The UP had a clear majority at every election between 1934 and 1958 except 1946, when Huggins still managed to remain as Prime Minister. When in 1953 the Federation of Rhodesia and Nyasaland came into being and the colony of Southern Rhodesia became a territory alongside Northern Rhodesia and Nyasaland, the United Party changed its name to the United Rhodesia Party, and in 1958 yet another merger took place, when the United Rhodesia Party merged with the Federal party to form the United Federal Party.

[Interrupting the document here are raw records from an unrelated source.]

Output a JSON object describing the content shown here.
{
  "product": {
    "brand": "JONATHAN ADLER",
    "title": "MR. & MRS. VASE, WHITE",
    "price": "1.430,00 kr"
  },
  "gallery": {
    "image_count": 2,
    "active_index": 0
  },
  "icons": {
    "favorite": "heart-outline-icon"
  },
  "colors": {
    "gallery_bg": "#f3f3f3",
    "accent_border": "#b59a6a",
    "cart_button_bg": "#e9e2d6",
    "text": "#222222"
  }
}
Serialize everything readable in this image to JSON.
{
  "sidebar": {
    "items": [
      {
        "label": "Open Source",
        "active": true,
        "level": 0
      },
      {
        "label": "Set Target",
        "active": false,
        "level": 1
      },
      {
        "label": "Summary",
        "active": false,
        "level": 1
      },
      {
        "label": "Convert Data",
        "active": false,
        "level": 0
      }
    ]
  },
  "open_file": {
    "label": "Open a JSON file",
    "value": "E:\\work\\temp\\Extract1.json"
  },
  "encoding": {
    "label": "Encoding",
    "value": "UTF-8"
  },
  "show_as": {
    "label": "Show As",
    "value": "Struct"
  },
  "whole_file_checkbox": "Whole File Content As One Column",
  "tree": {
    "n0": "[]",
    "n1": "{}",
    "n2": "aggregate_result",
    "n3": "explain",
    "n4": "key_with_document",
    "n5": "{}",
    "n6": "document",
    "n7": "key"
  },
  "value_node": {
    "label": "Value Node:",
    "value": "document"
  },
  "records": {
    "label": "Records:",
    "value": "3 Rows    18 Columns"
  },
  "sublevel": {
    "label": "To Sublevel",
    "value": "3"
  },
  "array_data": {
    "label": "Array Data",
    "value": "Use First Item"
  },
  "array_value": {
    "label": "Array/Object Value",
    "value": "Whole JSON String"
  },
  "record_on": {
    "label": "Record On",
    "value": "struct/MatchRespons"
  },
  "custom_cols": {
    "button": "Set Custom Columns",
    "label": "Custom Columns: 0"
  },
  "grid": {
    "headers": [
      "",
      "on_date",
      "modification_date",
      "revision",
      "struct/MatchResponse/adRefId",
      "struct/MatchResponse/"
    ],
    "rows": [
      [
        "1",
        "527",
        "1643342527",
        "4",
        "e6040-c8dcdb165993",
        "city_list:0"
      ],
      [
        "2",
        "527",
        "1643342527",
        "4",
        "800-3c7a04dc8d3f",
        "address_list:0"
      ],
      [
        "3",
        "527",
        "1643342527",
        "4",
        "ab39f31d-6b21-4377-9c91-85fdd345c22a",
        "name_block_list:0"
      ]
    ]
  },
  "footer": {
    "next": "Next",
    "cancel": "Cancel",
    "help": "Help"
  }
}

In 1962 the United Federal Party lost the general election to the more conservative Rhodesian Front, and ceased to function effectively as a political force after the 1965 election and UDI. Of the 29 members elected in 1962, 14 were district seats representing primarily African voters. In 1965, no UFP members were elected.
The moderate current of white Rhodesian opinion (referred to by Ian Smith and others as the old "liberal establishment") failed to win a seat between 1965 and 1979, represented through such parties as the Centre Party, Rhodesia Party and National Unifying Force.
Rasmussen, R. K., & Rubert, S. C., 1990. A Historical Dictionary of Zimbabwe, Scarecrow Press, Inc., Metuchen, NJ, United States of America.